Dataset content »
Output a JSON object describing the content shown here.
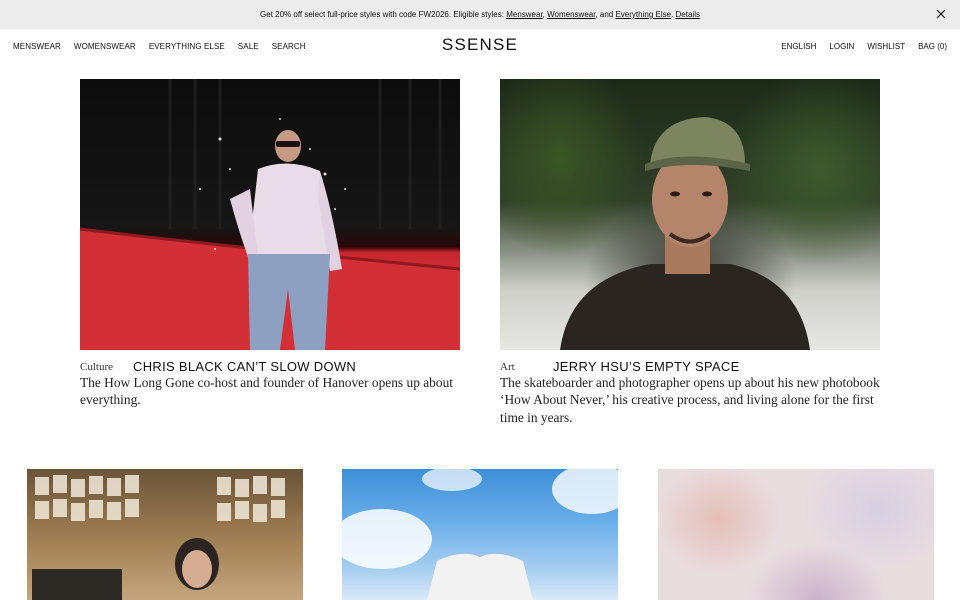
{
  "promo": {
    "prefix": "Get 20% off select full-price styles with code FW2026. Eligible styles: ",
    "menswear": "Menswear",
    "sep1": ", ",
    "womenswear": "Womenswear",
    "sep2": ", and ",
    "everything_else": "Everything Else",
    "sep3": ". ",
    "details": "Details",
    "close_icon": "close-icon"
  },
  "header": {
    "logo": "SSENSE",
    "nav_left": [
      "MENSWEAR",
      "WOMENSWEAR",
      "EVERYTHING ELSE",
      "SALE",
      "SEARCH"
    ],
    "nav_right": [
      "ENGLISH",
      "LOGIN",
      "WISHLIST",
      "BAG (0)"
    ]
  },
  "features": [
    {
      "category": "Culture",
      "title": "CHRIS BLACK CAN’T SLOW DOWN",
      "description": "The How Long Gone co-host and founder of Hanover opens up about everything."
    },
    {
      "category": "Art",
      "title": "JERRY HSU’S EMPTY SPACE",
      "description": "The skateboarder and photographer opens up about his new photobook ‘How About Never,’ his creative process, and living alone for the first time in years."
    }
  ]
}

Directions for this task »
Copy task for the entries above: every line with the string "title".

Exercise output »
      "title": "CHRIS BLACK CAN’T SLOW DOWN",
      "title": "JERRY HSU’S EMPTY SPACE",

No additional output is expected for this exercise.